Seeds! and Inspiration

Neither snow nor rain nor icy slush kept my hardy mailman from delivering a much anticipated package yesterday – my seeds! During the winteriest weeks of February, I’ve been happily planning out my garden for the spring. Although I had planned to keep things simple this year and concentrate on growing tried and true vegetables and flowers, I ended up getting a little carried away picking out flower seeds.


I got most of my flower seeds from Botanical Interests and my vegetable seeds from Pinetree Garden Seeds. I also splurged a little and ordered some fabulous looking dahlia bulbs from Eden Brothers. I’ve been starting my dahlias from seed, but I can only find the more gaudy, showy flowers as bulbs and with a name like “Bora Bora”, how could I resist.

All this planning for Spring and warmth and flowers had me inspired. I went back to a photo I took of my seedlings a couple of years ago that I’ve always loved and have wanted to work into a design.


This design has turned out to be one of my favorites. The touches of green and celadon hint at the promise of spring among the brown tones and blue highlights. It has a fun but sophisticated look.


The groundhog has predicted six more weeks of winter and this would be the perfect print to liven up my tired winter wardrobe. A fresh print on anything but wool would be fabulous right now.

All Hail the Humble Leek

Behold the beginnings of greatness:


This is my second year of growing leeks from seeds. Last year’s attempt resulted in rather puny specimens, but I’m determined that by the end of this summer I will have nice big fat leeks. In researching how to grow them successfully, I came across some interesting information, the humble leek has a rather distinguished history.

The leek  appears on the Royal Badge of Wales and is worn proudly on the cap of  The Welsh Guards


And, as a symbol of one of the countries of the British Commonwealth, leeks also appeared in embroidered and beaded form on the coronation gown of Elizabeth II, along with the thistle, shamrock and maple leaf – the thistle represented Scotland, I don’t think I need to explain the shamrock or maple leaf.



According to the gospel of Wikipedia, Norman Hartnell, the queen’s dress designer, asked if he could replace the leek with another symbol of Wales, the daffodil. He was denied. Maybe that’s why he placed the leeks right where it would be hidden in most pictures, behind the queen’s folded hands. He clearly never had the pleasure of a delicious and comforting bowl of vichyssoise.

It’s now been about two and half weeks since I sowed the seeds and my little leek seedlings are coming along beautifully.
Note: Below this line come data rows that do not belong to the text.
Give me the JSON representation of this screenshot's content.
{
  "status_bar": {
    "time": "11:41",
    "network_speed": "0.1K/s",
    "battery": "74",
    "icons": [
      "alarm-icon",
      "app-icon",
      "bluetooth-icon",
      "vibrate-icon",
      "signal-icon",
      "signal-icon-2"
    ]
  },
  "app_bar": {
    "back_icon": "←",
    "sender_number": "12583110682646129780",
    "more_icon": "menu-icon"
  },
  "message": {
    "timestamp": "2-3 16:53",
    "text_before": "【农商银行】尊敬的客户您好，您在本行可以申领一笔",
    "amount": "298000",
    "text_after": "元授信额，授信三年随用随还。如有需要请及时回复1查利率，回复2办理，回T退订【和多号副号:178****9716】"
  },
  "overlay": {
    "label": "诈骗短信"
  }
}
They are flourishing under flourescent lights that Mark and I set up on a shelving unit in the corner of our apartment’s living room. We had put up the removable shelves and lights last spring after the previous year’s debacle of attempting to start seeds on the very uncertain climate of my windowsill.


This year’s seeds are growing in my own seed mix combination of compost tea, vermiculite, perlite and coir – coconut husk fiber. (Note to self: Next time you order coir, do not order a giant brick of it. A coir brick has the consistency of a cement block and all attempts at “chipping” away at it with a knife or saw are nearly impossible and will only result in coir dust all over the kitchen and some very undignified swearing and sweating.)

By August, we should be sitting down to a nice leek tart, or potato and leek galette or a simple bowl of vichyssoise.

Take that Norman Hartnell.